to understand what a theme is.
Although the examples in section 3.3 are all visual
appearance, the word "look-and-feel" is used. If user
profiles including "feel" are needed, they need to be
(KDE contains 'kpersonalizer', which is meant for
selecting an initial set of settings, including both
look and feel.)
OK, now to turn to some of the particular items that are
currently in the GEP:
22.214.171.124 Project should not introduce readily-exploited security problems.
The concern here is legitimate, but I think this is too
vague to be useful. (And how not-readily-exploited is OK? :-)
I think the generic text is "Project should not introduce
security problems." But the specific issue that should be
mentioned in this GEP is:
Consideration should be paid to possible security concerns
resulting from installing untrusted theme packages.
If we consider installing theme packages as outside the

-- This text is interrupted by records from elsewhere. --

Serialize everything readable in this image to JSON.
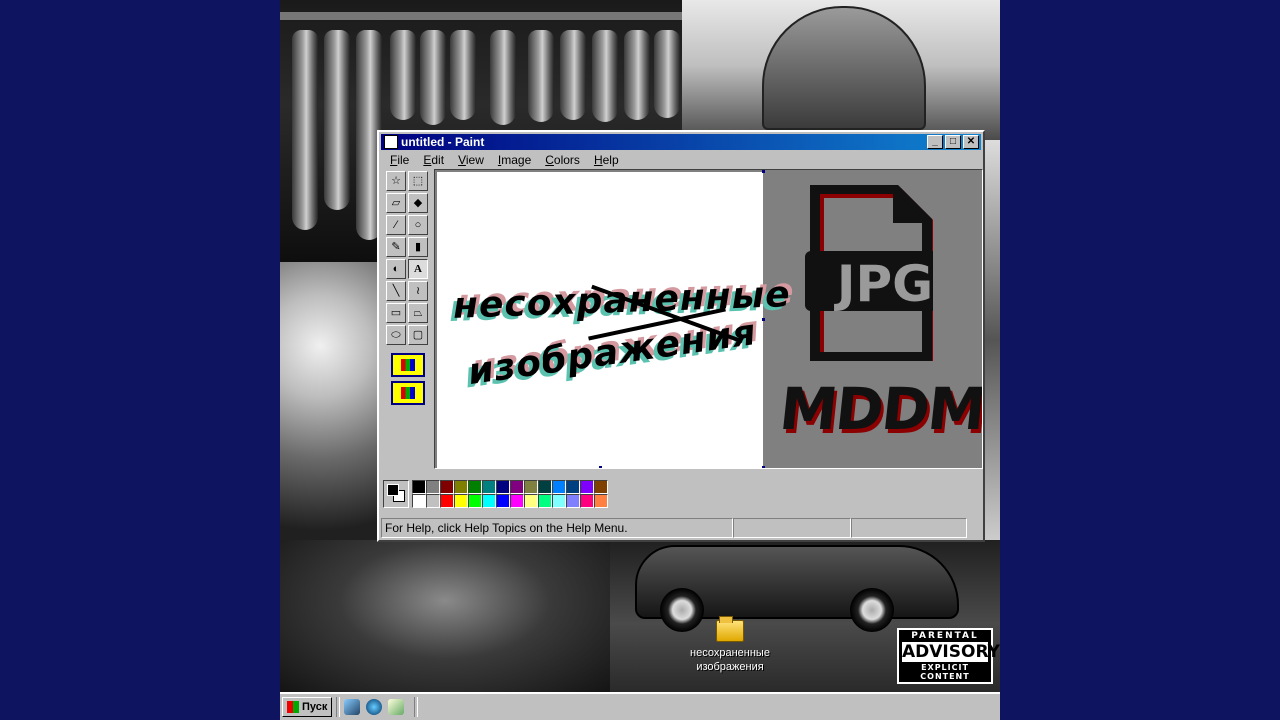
{
  "window": {
    "title": "untitled - Paint",
    "minimize": "_",
    "maximize": "□",
    "close": "✕"
  },
  "menu": [
    "File",
    "Edit",
    "View",
    "Image",
    "Colors",
    "Help"
  ],
  "tools": [
    "free-form-select",
    "select",
    "eraser",
    "fill-with-color",
    "pick-color",
    "magnifier",
    "pencil",
    "brush",
    "airbrush",
    "text",
    "line",
    "curve",
    "rectangle",
    "polygon",
    "ellipse",
    "rounded-rectangle"
  ],
  "canvas": {
    "line1": "несохраненные",
    "line2": "изображения",
    "doc_label": "JPG",
    "artist": "MDDM"
  },
  "palette": {
    "colors": [
      "#000000",
      "#808080",
      "#800000",
      "#808000",
      "#008000",
      "#008080",
      "#000080",
      "#800080",
      "#808040",
      "#004040",
      "#0080ff",
      "#004080",
      "#8000ff",
      "#804000",
      "#ffffff",
      "#c0c0c0",
      "#ff0000",
      "#ffff00",
      "#00ff00",
      "#00ffff",
      "#0000ff",
      "#ff00ff",
      "#ffff80",
      "#00ff80",
      "#80ffff",
      "#8080ff",
      "#ff0080",
      "#ff8040"
    ]
  },
  "status": {
    "help_text": "For Help, click Help Topics on the Help Menu."
  },
  "desktop": {
    "folder_label": "несохраненные изображения"
  },
  "advisory": {
    "line1": "PARENTAL",
    "line2": "ADVISORY",
    "line3": "EXPLICIT CONTENT"
  },
  "taskbar": {
    "start_label": "Пуск"
  }
}
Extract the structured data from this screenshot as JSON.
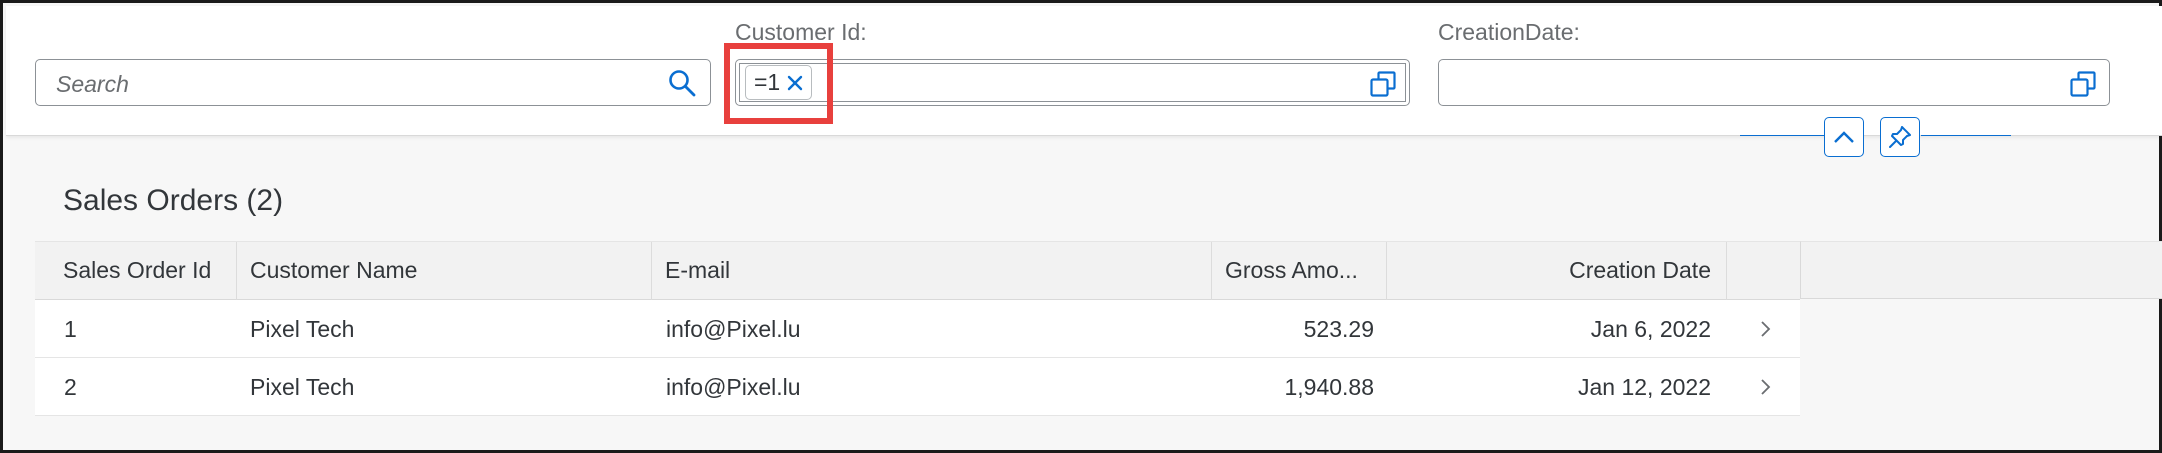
{
  "filter_bar": {
    "search": {
      "placeholder": "Search",
      "icon": "search-icon"
    },
    "customer_id": {
      "label": "Customer Id:",
      "token": "=1",
      "value_help_icon": "value-help-icon"
    },
    "creation_date": {
      "label": "CreationDate:",
      "value": "",
      "value_help_icon": "value-help-icon"
    },
    "collapse_icon": "chevron-up-icon",
    "pin_icon": "pin-icon"
  },
  "table": {
    "title": "Sales Orders (2)",
    "columns": [
      "Sales Order Id",
      "Customer Name",
      "E-mail",
      "Gross Amo...",
      "Creation Date"
    ],
    "rows": [
      {
        "id": "1",
        "customer": "Pixel Tech",
        "email": "info@Pixel.lu",
        "gross": "523.29",
        "date": "Jan 6, 2022"
      },
      {
        "id": "2",
        "customer": "Pixel Tech",
        "email": "info@Pixel.lu",
        "gross": "1,940.88",
        "date": "Jan 12, 2022"
      }
    ]
  },
  "colors": {
    "accent": "#0a6ed1",
    "highlight": "#e8403d",
    "text": "#32363a"
  }
}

scope of this GEP, then I don't see security as being an issue at
126.96.36.199. Project must not make it easy (possible?) for the user
to take actions that cannot be reverted either via the project's
own UI or other dialogs.
I don't understand this exactly. Actions that can't be
reverted through the theme dialog are typical. What actions
would you expect that can't be reverted through other
I'd be tempted to make this stronger and say:
+ Themes should be solely a collection of options that
can be set elsewhere in the user interface.
(You might claim this is a constraint on a solution rather
than a requirement, but all requirements are constraints on
the solution. This one is just a bit more specific.)
The primary reason for this constraint is that if an option
can only be set by selecting a theme, then it means you
can't selecting it without destroying all the other options
for the user, and you also can't select two such options
in arbitarya combinations.
The above would also cover handle 188.8.131.52 ... if all
options set have to be exposed indivually as well, then they
are by definition visible.
184.108.40.206 Should support use case of switching physical displays,
i.e. "LCD-to-projector" case.
I'm not quite sure why this use case ends up in the
requirements as well as in the use cases. Does this add any
extra constrains beyond the the requirements for
accessibility? The meat of this and 220.127.116.11 seems to be:
+ Themes should be able to configure the size of text and
icons as well as settings which are strictly "graphic art"
Use cases make poor requirements, because you can always find
more things that are needed for a particular use case
("I want to use different panel layouts the projector and
on the laptop screen")
2.3.1 seems out of place in a requirements GEP.
In general, I think the GEP looks very reasonable. The main
point I've tried to make above is that if we want to come
up with something that is going to be easy to understand
for the user and feasible to implement, then we really have
to make sure that we very explicitly delimit the scope
of what we are trying to do with themes.
] [Thread Prev